“Capt. John McWherter, who has been out scouting on Crowley’s Ridge, has just arrived…Capt John McWherter and 8 other men had an engagement with the enemy at Round Ponds, on the road between Cape Girardeau and Bloomfield, MO. Captain J. [John McWherter] and the others belong to this command. An account of the fight is as follows: The above little party, finding that a train of wagons belonging to the enemy were on the road, followed, and when the guard, numbering 16, also the drivers, were asleep they rushed in on the camp and succeeded in killing and wounding 30. Destroyed the entire train of 65 wagons by fire.”
Capt John McWherter was associated with the 7th Regiment of the Missouri Calvary (sometimes called the 10th Regiment). This was organized July 9, 1863 using Kitchen’s Cavalry as the core; its commanders also included the aforementioned Col Jess Ellison. This unit was also a part of Price’s Missouri Expedition (Price’s Raid). Listed in the rolls of soldiers for this unit are W. J. Chasteen/Shasteen (Sergeant in Co K.), J.B. Shasteen (Private, Co K and also noted as participating in Price’s Raid; however there is no more information other than his name, rank, and company listed) and a Private John Chastine.

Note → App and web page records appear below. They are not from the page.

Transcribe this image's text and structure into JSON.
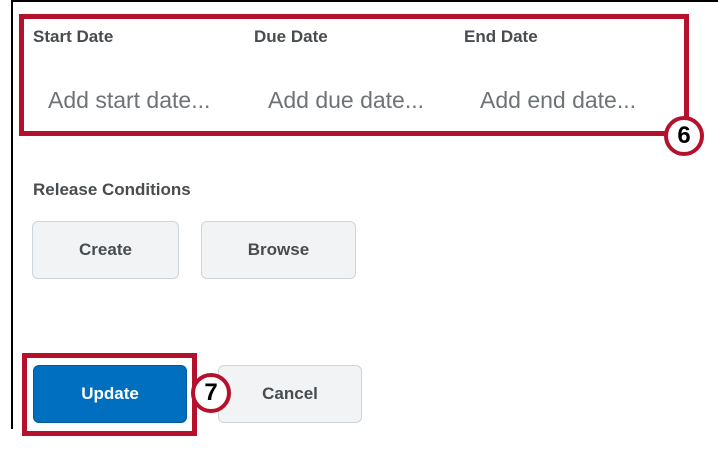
{
  "dates": {
    "start_label": "Start Date",
    "start_placeholder": "Add start date...",
    "due_label": "Due Date",
    "due_placeholder": "Add due date...",
    "end_label": "End Date",
    "end_placeholder": "Add end date..."
  },
  "release_conditions": {
    "label": "Release Conditions",
    "create_label": "Create",
    "browse_label": "Browse"
  },
  "actions": {
    "update_label": "Update",
    "cancel_label": "Cancel"
  },
  "callouts": {
    "dates_step": "6",
    "update_step": "7"
  },
  "colors": {
    "highlight": "#b5112d",
    "primary": "#006fbf"
  }
}
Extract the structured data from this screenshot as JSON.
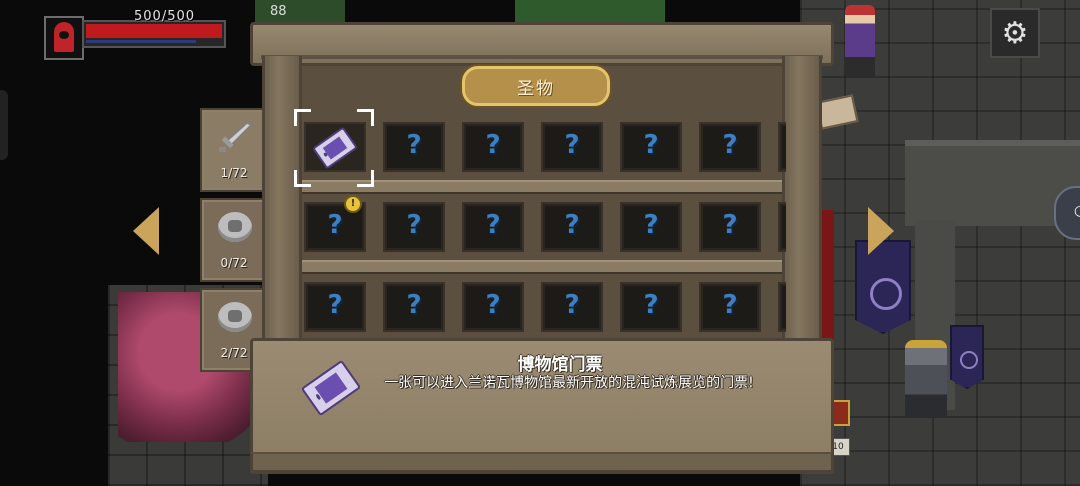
{
  "hud": {
    "health_text": "500/500",
    "health_fraction": 1.0,
    "top_counter": "88",
    "settings_icon": "gear-icon"
  },
  "panel": {
    "title": "圣物"
  },
  "categories": [
    {
      "name": "weapon",
      "icon": "sword-icon",
      "count": "1/72"
    },
    {
      "name": "armor",
      "icon": "shield-icon",
      "count": "0/72"
    },
    {
      "name": "accessory",
      "icon": "pouch-icon",
      "count": "2/72"
    }
  ],
  "grid": {
    "rows": [
      [
        "ticket",
        "?",
        "?",
        "?",
        "?",
        "?",
        "?"
      ],
      [
        "?",
        "?",
        "?",
        "?",
        "?",
        "?",
        "?"
      ],
      [
        "?",
        "?",
        "?",
        "?",
        "?",
        "?",
        "?"
      ]
    ],
    "selected_index": 0,
    "new_badge": "!"
  },
  "selected_item": {
    "name": "博物馆门票",
    "description": "一张可以进入兰诺瓦博物馆最新开放的混沌试炼展览的门票!",
    "icon": "museum-ticket-icon"
  },
  "world": {
    "shop_tag": "10"
  },
  "colors": {
    "accent_gold": "#c9a45a",
    "hp_red": "#c01a1f",
    "unknown_blue": "#3f7fc0",
    "wood": "#8b7c66"
  }
}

According to these accounts, the ambush at Round Pond was perpetrated by a scouting party of Confederates and not by a group of Bushwhackers. However, each side had very little tolerance for one another under these hostile conditions of hit-and-run raids and vigilantism, and John Burton Chasteen, Sr. died because of it.

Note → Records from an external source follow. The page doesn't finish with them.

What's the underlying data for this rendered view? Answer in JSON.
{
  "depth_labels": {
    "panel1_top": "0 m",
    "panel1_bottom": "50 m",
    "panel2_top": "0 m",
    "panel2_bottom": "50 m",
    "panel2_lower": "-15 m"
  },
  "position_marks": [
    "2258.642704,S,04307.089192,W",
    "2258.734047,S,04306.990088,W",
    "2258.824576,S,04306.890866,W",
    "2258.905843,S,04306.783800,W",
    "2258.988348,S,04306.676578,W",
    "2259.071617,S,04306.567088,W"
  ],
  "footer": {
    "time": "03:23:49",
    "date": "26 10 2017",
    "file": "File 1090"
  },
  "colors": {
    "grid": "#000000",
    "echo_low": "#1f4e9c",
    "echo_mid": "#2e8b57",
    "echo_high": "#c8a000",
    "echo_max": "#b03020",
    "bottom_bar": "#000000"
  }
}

The Round Pond Massacre and the Death of John Burton Chasteen, 1 Aug 1863, By Susan Slap-Hoysagk was extracted from the Jul 07 and Oct 08 copies of the Chestnut Tree, the official organ and publication of The Pierre Chastain Family Association.
Aug 10, 1861, Brig. Gen. Lyon is killed at the Battle of Wilson’s Creek by the Missouri State Guard; some of which were the same men who had surrendered to him just three months prior at Camp Jackson. He is the first U.S. General to die in the Civil War
 Douglas, Robert Sidney (1912), The History of Southeast Missouri (Vol 2). The Lewis Publishing Co, Chicago and New York.
 1870 U.S. Census, Bloomfield, Castor Township, Stoddard Co, MO, p.40
 1870 U.S. Census, Bloomfield, Castor Township, Stoddard Co, MO, p.275.
 Ainsworth, Brig.Gen Fred C., Kirkley, Joseph W., & Moodey, John S. (1902). The War of the Rebellion, A Compilation of the Official Records of the Union and Confederate Armies. (Additions and Corrections to Series I, Vol. XXII). Government Printing Office: Washington. Pp. 466-468.
 Ainsworth, Brig.Gen Fred C., Kirkley, Joseph W., & Moodey, John S. (1902). The War of the Rebellion, A Compilation of the Official Records of the Union and Confederate Armies. (Additions and Corrections to Series I, Vol. XXII). Government Printing Office: Washington. Pp. 466-468.